WHAT TO PRODUCE -> Look through the records that follow. Copy every line containing the word "date".

════════════════

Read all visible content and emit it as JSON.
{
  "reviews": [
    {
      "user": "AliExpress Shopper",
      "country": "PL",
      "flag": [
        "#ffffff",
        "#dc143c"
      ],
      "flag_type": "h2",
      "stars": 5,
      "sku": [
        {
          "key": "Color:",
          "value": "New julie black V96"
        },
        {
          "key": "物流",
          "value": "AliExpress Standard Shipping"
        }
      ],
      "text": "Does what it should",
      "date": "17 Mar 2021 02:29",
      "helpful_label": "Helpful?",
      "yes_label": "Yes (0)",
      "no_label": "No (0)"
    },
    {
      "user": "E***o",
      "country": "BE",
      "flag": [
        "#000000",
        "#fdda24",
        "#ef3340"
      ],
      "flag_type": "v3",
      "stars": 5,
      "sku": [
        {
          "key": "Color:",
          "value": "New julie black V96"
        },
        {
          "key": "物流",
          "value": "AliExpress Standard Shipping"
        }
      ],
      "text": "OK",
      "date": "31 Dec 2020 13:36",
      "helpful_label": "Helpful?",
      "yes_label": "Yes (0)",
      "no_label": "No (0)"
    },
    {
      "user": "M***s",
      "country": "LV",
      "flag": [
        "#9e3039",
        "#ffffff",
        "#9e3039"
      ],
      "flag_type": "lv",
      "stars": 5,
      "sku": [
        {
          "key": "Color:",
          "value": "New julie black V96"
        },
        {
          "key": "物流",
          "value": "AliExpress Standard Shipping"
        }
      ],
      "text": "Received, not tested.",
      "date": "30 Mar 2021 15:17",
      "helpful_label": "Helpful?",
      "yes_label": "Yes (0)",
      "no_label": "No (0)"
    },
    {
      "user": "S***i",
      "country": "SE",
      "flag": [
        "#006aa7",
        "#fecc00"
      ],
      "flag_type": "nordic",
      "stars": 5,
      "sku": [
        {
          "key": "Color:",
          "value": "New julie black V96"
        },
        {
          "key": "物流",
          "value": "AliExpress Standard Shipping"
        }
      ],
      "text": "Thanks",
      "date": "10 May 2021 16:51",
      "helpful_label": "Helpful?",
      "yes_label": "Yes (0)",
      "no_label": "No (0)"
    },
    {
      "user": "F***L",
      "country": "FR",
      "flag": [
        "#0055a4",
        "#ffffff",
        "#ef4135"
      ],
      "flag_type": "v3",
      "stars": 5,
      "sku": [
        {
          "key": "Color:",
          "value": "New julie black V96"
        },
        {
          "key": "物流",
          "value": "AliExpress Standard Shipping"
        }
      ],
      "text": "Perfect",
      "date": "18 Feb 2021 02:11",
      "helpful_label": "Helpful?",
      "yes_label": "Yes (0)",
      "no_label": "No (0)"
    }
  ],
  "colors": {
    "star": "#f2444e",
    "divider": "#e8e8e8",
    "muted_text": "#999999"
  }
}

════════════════

EXERCISE RESULT ->
      "date": "17 Mar 2021 02:29",
      "date": "31 Dec 2020 13:36",
      "date": "30 Mar 2021 15:17",
      "date": "10 May 2021 16:51",
      "date": "18 Feb 2021 02:11",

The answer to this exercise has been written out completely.